App and web page records:
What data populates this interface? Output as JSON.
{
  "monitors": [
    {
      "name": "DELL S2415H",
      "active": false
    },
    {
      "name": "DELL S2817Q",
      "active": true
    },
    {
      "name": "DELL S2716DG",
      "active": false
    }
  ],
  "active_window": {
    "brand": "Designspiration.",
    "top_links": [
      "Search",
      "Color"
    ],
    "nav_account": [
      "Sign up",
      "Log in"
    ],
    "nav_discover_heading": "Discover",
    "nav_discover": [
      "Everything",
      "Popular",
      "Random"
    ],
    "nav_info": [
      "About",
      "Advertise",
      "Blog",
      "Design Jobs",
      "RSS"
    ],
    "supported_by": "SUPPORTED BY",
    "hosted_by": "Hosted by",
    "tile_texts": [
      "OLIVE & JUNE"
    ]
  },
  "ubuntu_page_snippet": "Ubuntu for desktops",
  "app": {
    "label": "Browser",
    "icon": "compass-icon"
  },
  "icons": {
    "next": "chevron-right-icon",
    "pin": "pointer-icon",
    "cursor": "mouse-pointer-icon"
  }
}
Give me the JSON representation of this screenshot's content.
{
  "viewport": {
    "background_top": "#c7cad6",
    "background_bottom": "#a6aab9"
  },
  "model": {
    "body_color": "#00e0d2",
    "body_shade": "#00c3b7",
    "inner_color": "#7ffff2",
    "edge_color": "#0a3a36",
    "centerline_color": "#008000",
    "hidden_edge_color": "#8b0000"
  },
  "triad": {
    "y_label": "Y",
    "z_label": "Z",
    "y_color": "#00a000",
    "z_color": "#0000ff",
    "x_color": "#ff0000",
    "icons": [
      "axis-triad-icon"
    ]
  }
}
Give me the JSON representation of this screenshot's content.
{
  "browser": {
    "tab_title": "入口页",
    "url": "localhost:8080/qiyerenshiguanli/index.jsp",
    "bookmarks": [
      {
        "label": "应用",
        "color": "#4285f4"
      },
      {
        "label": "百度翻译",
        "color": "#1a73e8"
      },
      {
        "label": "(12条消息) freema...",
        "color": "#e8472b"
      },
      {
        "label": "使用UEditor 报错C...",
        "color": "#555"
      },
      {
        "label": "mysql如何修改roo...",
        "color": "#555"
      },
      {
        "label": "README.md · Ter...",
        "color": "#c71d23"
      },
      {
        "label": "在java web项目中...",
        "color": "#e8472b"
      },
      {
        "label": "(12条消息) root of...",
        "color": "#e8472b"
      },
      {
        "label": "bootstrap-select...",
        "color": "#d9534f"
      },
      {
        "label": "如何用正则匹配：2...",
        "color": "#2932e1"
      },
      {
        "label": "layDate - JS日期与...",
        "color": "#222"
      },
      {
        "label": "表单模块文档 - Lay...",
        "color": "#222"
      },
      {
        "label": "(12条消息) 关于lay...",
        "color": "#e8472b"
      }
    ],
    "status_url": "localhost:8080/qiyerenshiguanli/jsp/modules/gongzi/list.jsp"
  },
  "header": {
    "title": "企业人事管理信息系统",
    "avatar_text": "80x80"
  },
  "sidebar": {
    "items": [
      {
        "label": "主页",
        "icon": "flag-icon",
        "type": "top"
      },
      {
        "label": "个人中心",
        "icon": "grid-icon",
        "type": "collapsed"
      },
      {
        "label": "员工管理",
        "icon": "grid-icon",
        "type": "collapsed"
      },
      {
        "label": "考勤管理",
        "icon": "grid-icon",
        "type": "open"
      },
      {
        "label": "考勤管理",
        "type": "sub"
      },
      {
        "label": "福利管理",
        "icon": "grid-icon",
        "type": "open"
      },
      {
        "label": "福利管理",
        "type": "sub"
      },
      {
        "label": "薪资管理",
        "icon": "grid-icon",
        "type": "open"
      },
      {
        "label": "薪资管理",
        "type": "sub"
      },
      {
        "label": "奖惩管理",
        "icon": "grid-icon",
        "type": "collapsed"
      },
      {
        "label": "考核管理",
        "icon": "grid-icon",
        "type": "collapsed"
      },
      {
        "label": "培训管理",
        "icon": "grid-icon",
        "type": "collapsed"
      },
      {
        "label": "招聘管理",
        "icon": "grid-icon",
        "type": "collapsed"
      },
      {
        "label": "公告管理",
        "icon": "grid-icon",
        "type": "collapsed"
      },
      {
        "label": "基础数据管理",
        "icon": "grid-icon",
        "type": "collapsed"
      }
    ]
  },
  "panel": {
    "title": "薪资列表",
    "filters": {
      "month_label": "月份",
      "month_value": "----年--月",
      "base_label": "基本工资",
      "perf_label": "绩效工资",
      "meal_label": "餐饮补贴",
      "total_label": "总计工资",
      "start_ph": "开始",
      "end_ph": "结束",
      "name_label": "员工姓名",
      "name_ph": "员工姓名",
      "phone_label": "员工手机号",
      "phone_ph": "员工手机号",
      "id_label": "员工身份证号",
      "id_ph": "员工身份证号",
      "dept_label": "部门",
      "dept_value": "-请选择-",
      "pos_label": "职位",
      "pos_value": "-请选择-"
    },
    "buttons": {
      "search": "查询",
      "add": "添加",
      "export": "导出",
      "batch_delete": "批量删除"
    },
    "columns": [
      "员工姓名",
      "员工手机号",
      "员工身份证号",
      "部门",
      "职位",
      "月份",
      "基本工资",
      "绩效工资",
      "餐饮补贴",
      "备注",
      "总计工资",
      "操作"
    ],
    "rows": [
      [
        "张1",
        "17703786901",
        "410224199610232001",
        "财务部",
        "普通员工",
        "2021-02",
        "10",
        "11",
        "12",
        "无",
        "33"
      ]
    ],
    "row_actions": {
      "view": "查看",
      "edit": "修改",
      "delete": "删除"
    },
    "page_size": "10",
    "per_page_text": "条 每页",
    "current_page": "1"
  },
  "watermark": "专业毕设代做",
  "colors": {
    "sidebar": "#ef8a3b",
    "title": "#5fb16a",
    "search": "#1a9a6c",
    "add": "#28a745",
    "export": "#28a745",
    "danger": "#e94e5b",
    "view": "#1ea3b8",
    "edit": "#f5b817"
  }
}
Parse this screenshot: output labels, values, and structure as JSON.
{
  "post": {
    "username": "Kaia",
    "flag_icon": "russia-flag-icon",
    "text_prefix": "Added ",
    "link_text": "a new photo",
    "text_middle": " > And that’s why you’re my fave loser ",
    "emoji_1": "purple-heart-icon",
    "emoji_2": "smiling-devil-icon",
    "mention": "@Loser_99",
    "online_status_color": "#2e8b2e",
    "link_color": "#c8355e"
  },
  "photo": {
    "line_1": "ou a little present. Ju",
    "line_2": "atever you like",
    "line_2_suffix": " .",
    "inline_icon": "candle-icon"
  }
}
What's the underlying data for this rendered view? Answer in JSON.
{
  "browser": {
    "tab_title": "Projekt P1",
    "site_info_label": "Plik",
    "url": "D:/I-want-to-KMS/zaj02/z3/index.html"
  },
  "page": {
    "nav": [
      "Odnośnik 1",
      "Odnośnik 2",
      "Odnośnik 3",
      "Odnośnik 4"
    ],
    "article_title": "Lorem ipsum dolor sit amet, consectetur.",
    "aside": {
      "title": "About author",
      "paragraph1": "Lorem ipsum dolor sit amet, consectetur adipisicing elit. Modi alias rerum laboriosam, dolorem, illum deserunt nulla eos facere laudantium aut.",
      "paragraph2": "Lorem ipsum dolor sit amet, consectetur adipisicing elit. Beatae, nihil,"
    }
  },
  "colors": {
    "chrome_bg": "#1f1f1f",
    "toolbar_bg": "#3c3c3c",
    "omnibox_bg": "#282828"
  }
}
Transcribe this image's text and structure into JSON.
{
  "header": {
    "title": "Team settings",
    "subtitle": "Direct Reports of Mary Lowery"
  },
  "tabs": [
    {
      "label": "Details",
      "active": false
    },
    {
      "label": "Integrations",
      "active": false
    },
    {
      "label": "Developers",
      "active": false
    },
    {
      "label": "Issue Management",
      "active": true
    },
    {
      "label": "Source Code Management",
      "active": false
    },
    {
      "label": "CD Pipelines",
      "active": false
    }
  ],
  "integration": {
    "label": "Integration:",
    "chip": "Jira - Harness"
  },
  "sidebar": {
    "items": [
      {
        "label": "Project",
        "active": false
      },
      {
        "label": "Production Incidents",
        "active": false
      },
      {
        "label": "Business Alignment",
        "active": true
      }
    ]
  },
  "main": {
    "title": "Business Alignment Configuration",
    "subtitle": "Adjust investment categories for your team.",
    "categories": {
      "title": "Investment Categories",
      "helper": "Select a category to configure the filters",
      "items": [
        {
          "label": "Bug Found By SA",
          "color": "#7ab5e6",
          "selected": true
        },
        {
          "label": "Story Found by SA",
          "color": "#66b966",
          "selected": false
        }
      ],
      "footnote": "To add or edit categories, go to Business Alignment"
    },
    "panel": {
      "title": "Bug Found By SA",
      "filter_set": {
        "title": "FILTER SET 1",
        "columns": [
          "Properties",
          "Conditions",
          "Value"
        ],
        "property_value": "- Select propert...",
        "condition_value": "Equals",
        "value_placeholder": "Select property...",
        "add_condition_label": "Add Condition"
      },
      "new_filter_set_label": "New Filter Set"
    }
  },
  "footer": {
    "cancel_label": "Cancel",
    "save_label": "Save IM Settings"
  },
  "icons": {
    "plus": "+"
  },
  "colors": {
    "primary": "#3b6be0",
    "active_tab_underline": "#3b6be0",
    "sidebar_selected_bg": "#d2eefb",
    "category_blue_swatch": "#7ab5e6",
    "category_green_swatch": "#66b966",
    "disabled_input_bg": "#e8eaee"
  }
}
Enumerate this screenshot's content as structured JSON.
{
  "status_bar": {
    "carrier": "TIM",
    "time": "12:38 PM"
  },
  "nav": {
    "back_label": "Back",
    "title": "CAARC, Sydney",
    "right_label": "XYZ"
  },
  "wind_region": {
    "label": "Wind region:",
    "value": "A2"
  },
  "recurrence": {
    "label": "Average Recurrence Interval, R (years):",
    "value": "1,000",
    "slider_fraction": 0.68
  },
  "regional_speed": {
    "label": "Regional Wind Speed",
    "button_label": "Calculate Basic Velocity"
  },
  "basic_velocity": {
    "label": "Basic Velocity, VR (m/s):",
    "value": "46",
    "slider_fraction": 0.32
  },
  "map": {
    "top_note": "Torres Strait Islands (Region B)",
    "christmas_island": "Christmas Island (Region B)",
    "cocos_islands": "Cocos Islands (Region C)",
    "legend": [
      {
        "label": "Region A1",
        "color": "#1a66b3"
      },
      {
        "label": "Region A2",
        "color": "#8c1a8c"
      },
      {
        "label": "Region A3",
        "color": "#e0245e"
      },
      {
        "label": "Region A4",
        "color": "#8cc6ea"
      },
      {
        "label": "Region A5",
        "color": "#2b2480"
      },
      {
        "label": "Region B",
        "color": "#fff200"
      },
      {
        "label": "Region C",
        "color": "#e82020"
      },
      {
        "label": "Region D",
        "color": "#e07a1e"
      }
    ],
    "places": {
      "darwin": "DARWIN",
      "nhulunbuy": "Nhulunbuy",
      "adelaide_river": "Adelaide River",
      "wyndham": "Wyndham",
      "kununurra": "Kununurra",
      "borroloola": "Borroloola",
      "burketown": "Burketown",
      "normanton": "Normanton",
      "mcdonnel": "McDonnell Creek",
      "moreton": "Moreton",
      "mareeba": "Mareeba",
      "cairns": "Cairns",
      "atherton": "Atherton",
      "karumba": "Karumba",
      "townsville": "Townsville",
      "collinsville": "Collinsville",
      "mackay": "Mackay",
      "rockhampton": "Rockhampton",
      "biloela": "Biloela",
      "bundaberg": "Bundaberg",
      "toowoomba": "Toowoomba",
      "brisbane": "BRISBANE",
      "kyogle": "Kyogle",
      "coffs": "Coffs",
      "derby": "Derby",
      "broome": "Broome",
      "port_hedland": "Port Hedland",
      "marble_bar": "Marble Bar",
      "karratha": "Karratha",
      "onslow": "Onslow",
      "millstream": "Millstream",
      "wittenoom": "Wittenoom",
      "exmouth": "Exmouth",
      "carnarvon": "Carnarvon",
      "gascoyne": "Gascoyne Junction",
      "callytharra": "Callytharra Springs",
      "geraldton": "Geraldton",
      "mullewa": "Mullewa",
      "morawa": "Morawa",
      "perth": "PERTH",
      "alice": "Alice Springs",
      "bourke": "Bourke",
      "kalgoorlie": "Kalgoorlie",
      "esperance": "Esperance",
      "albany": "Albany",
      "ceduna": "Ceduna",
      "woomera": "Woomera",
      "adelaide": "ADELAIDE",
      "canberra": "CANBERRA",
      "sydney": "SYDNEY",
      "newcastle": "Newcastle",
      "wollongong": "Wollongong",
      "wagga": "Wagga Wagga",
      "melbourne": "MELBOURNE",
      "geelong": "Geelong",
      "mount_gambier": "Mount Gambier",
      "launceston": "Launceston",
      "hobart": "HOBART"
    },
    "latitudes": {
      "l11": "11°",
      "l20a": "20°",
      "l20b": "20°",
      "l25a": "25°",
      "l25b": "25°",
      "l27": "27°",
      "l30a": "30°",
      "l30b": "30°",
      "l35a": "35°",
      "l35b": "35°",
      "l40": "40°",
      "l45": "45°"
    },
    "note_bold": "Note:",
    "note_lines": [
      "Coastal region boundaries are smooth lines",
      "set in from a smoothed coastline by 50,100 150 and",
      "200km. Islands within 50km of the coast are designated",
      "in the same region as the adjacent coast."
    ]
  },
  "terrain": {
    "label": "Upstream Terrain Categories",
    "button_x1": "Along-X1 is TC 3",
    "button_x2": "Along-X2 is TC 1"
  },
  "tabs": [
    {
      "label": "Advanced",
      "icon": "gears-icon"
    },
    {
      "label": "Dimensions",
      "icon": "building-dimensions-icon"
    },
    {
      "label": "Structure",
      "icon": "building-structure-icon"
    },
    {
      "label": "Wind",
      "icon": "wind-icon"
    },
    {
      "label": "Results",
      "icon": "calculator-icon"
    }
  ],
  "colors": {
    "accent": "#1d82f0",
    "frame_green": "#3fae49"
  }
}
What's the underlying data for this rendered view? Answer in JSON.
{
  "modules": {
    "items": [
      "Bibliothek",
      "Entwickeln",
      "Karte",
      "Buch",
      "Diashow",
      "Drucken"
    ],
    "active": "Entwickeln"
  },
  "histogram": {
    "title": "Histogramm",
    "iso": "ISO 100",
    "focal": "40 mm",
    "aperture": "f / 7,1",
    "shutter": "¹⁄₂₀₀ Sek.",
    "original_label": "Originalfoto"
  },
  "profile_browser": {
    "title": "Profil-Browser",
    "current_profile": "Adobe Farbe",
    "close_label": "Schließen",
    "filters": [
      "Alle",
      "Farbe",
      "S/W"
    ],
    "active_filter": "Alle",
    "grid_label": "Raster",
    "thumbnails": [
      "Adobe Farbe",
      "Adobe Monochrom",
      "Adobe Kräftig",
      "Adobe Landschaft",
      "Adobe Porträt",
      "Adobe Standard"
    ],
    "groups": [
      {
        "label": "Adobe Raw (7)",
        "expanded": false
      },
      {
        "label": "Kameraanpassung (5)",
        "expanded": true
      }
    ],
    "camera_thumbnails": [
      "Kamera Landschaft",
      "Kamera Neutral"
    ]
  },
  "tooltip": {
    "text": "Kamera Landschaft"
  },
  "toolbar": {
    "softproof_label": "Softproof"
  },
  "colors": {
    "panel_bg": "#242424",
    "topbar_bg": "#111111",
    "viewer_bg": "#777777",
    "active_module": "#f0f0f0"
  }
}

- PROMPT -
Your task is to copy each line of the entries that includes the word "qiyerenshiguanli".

- PROBLEM SOLUTION -
    "url": "localhost:8080/qiyerenshiguanli/index.jsp",
    "status_url": "localhost:8080/qiyerenshiguanli/jsp/modules/gongzi/list.jsp"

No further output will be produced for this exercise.